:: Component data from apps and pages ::

Start of Block

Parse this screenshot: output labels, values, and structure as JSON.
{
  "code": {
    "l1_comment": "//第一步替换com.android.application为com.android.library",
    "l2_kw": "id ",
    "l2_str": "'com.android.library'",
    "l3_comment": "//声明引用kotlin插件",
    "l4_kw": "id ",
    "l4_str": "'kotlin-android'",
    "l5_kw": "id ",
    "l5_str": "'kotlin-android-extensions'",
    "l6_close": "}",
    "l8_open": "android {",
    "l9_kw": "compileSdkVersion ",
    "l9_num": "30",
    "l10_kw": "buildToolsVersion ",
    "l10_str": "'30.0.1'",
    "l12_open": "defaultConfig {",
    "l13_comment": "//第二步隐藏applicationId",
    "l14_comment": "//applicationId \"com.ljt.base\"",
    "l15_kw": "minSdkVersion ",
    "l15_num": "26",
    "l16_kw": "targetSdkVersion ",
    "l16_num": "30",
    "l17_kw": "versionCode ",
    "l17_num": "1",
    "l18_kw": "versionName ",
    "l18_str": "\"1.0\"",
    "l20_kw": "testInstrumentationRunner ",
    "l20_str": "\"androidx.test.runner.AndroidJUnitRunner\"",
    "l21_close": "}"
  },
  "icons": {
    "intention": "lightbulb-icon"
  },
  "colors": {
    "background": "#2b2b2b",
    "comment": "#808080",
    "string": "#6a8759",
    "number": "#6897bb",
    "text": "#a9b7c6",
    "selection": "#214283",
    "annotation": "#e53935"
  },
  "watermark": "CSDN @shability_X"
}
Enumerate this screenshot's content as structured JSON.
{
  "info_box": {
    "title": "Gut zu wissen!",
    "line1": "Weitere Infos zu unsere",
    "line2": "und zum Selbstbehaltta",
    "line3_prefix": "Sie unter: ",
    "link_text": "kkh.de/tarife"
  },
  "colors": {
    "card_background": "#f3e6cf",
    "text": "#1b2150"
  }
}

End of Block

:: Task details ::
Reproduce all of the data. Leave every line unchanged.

:: Completed task ::
Parse this screenshot: output labels, values, and structure as JSON.
{
  "code": {
    "l1_comment": "//第一步替换com.android.application为com.android.library",
    "l2_kw": "id ",
    "l2_str": "'com.android.library'",
    "l3_comment": "//声明引用kotlin插件",
    "l4_kw": "id ",
    "l4_str": "'kotlin-android'",
    "l5_kw": "id ",
    "l5_str": "'kotlin-android-extensions'",
    "l6_close": "}",
    "l8_open": "android {",
    "l9_kw": "compileSdkVersion ",
    "l9_num": "30",
    "l10_kw": "buildToolsVersion ",
    "l10_str": "'30.0.1'",
    "l12_open": "defaultConfig {",
    "l13_comment": "//第二步隐藏applicationId",
    "l14_comment": "//applicationId \"com.ljt.base\"",
    "l15_kw": "minSdkVersion ",
    "l15_num": "26",
    "l16_kw": "targetSdkVersion ",
    "l16_num": "30",
    "l17_kw": "versionCode ",
    "l17_num": "1",
    "l18_kw": "versionName ",
    "l18_str": "\"1.0\"",
    "l20_kw": "testInstrumentationRunner ",
    "l20_str": "\"androidx.test.runner.AndroidJUnitRunner\"",
    "l21_close": "}"
  },
  "icons": {
    "intention": "lightbulb-icon"
  },
  "colors": {
    "background": "#2b2b2b",
    "comment": "#808080",
    "string": "#6a8759",
    "number": "#6897bb",
    "text": "#a9b7c6",
    "selection": "#214283",
    "annotation": "#e53935"
  },
  "watermark": "CSDN @shability_X"
}
Enumerate this screenshot's content as structured JSON.
{
  "info_box": {
    "title": "Gut zu wissen!",
    "line1": "Weitere Infos zu unsere",
    "line2": "und zum Selbstbehaltta",
    "line3_prefix": "Sie unter: ",
    "link_text": "kkh.de/tarife"
  },
  "colors": {
    "card_background": "#f3e6cf",
    "text": "#1b2150"
  }
}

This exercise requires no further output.